ECE Chair, Florian Solzbacher

Patients who suffer from neuromuscular diseases such as locked-in syndrome or muscular dystrophy have difficulty communicating through speech, which negatively impacts their quality of life. The most common speech aids for these disorders can track a patient’s eye movement to spell and read out words, but these signals and spellers are often slow and inconsistent. Researchers have long explored how they can use neural prostheses to translate brain signals into speech yet these efforts have faced numerous technological limitations.   

Electrical and computer engineering chair, Florian Solzbacher will support a team of Duke University researchers on a project to develop and optimize wireless electrode arrays for the use of speech neural prostheses. The team’s goal is to develop a speech prosthetic that allows a patient to imagine speaking, and a computer to produce a voice for them. Previous teams have created similar devices with just 128 individually wired electrodes, but the new project intends to develop an array with thousands of electrodes that are fully implanted and wireless. This would allow for higher performance decoding and support natural language speech that is both faster and more efficient.  

Jonathan Viventi, assistant professor in Duke University’s Department of Biomedical Engineering and the project’s principal investigator, was awarded a $3.8 million R01 grant by the National Institute of Health that will fund the team for five years. According to Viventi, the arrays will be implanted on targeted areas of the brain, then wirelessly communicate with an external component on the patient’s head, like a cochlear implant. The external component would then send the data to a computer where it would translate the signals into speech. The external component would also be rechargeable and wireless.   

Solzbacher’s lab will work with Salt Lake City-based neuroscience company Blackrock Neurotech, of which Solzbacher is cofounder and chairman, throughout the study to ensure that the technology developed can be FDA-approved and commercialized at the end of the project. Solzbacher and his team will conduct extensive benchtop and lifetime testing of the device to ensure it is functional and in compliance with regulatory requirements. His team will identify failure modes, demonstrate the safety and reliability of the device, and generate the necessary documentation for the project, including defining test protocols, processes and more. Their contribution will provide assurance that once the device reaches the marketplace, it will be safe and effective when placed in a human subject.   

Blackrock Neurotech will contribute its expertise to the commercialization of the device. The company offers a wide variety of electrode, electronics, implant systems and software solutions for implantable devices and neural interfaces as part of their technology platform.
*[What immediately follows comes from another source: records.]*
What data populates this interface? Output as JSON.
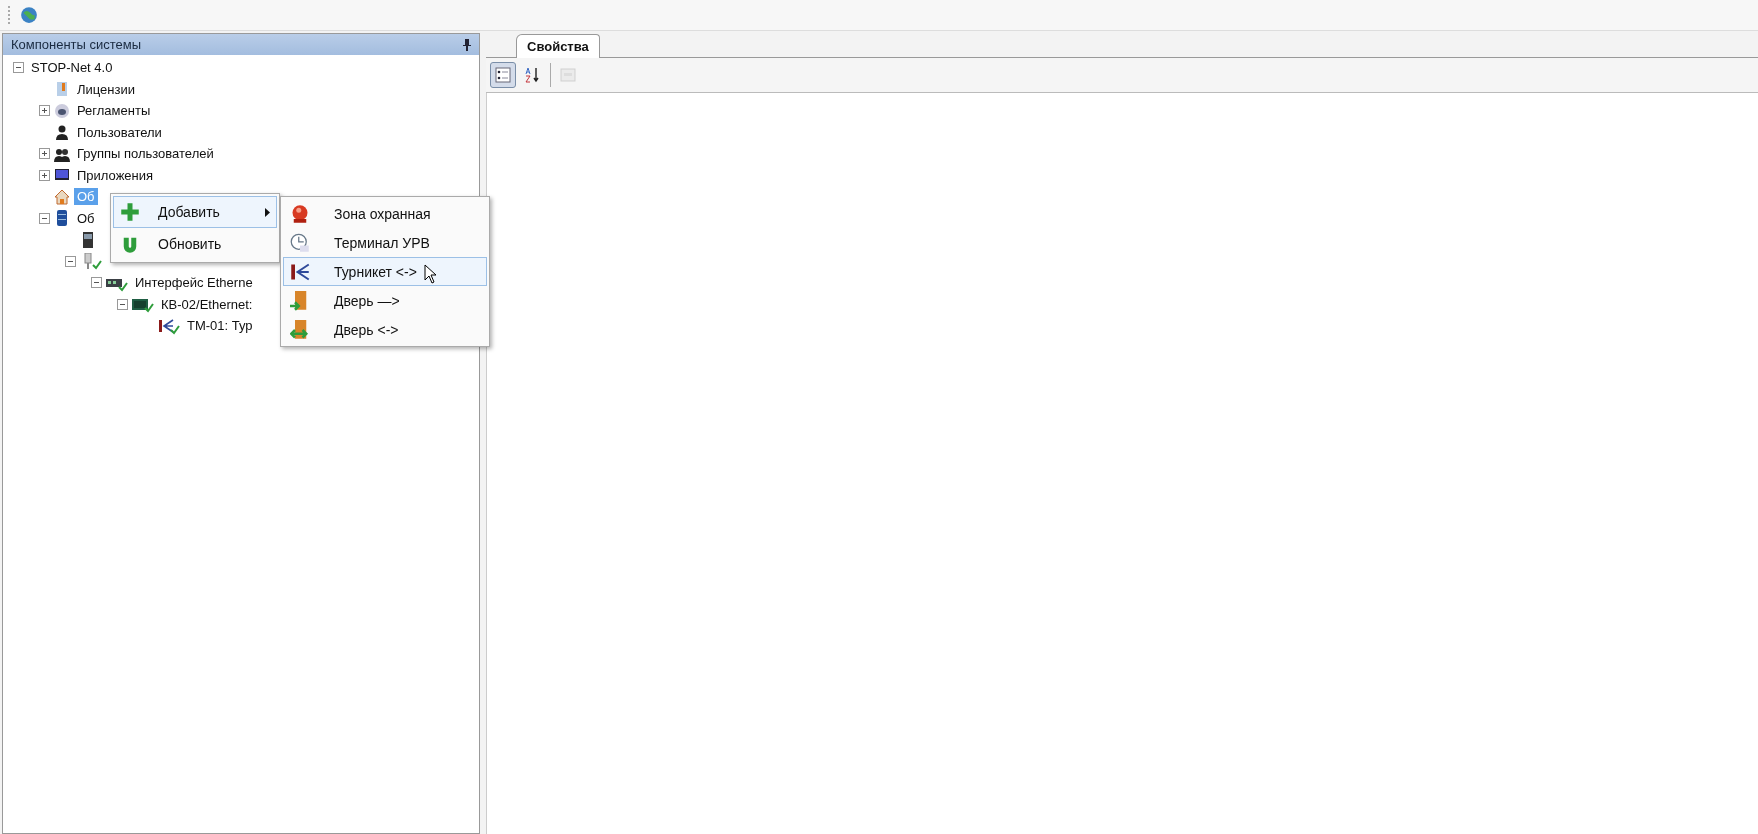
{
  "toolbar": {
    "buttons": [
      {
        "kind": "globe"
      }
    ]
  },
  "left_panel": {
    "title": "Компоненты системы",
    "tree": [
      {
        "label": "STOP-Net 4.0",
        "expanded": true,
        "selected": false,
        "children": [
          {
            "label": "Лицензии",
            "kind": "license",
            "selected": false
          },
          {
            "label": "Регламенты",
            "kind": "schedule",
            "expanded": false,
            "selected": false
          },
          {
            "label": "Пользователи",
            "kind": "user",
            "selected": false
          },
          {
            "label": "Группы пользователей",
            "kind": "group",
            "expanded": false,
            "selected": false
          },
          {
            "label": "Приложения",
            "kind": "app",
            "expanded": false,
            "selected": false
          },
          {
            "label": "Об",
            "kind": "home",
            "selected": true
          },
          {
            "label": "Об",
            "kind": "server",
            "expanded": true,
            "selected": false,
            "children": [
              {
                "kind": "rack"
              },
              {
                "kind": "device",
                "expanded": true,
                "online": true,
                "children": [
                  {
                    "label": "Интерфейс Etherne",
                    "kind": "ethernet",
                    "expanded": true,
                    "online": true,
                    "selected": false,
                    "children": [
                      {
                        "label": "КВ-02/Ethernet:",
                        "kind": "controller",
                        "expanded": true,
                        "online": true,
                        "selected": false,
                        "children": [
                          {
                            "label": "ТМ-01: Тур",
                            "kind": "turnstile",
                            "online": true,
                            "selected": false
                          }
                        ]
                      }
                    ]
                  }
                ]
              }
            ]
          }
        ]
      }
    ]
  },
  "context_menu": {
    "items": [
      {
        "label": "Добавить",
        "kind": "add",
        "submenu": true,
        "selected": true
      },
      {
        "label": "Обновить",
        "kind": "refresh",
        "submenu": false,
        "selected": false
      }
    ]
  },
  "submenu": {
    "items": [
      {
        "label": "Зона охранная",
        "kind": "alarm",
        "selected": false
      },
      {
        "label": "Терминал УРВ",
        "kind": "terminal",
        "selected": false
      },
      {
        "label": "Турникет <->",
        "kind": "turnstile",
        "selected": true
      },
      {
        "label": "Дверь —>",
        "kind": "door",
        "selected": false
      },
      {
        "label": "Дверь <->",
        "kind": "door2",
        "selected": false
      }
    ]
  },
  "right_panel": {
    "tabs": [
      {
        "label": "Свойства",
        "selected": true
      }
    ],
    "toolbar": [
      {
        "kind": "categorized",
        "selected": true,
        "disabled": false
      },
      {
        "kind": "alphabetical",
        "selected": false,
        "disabled": false
      },
      {
        "kind": "pages",
        "selected": false,
        "disabled": true
      }
    ]
  }
}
Blackrock is the leader in brain-computer interface technology and is the first to enable a fully locked-in amyotrophic lateral sclerosis (ALS) patient to communicate again using signals directly controlled by their mind. They are the only company with an (FDA cleared) implantable penetrating high channel electrode array that has demonstrated reliable function in several dozen human subjects in sub-chronic and chronic settings with lifetimes exceeding 7 years in vivo in FDA approved IDE studies. The device typically has 100 electrodes and is often used in configurations with multiple electrode assemblies, creating hundreds of channels of access to individual single unit action potential signals that can be used to restore motor and sensory function in people who have lost those due to injury or disease.  

“We are grateful for the partnership with Dr. Viventi and Duke University in our efforts to develop devices that help people who have lost function and so urgently need new solutions,” said Solzbacher. “Further, this new technology platform has the potential to revolutionize how smart implants are designed, manufactured and tested. It fits perfectly into Blackrock’s strategic technology portfolio, which we are building to increase options for future neural interface products that leapfrog existing technologies.”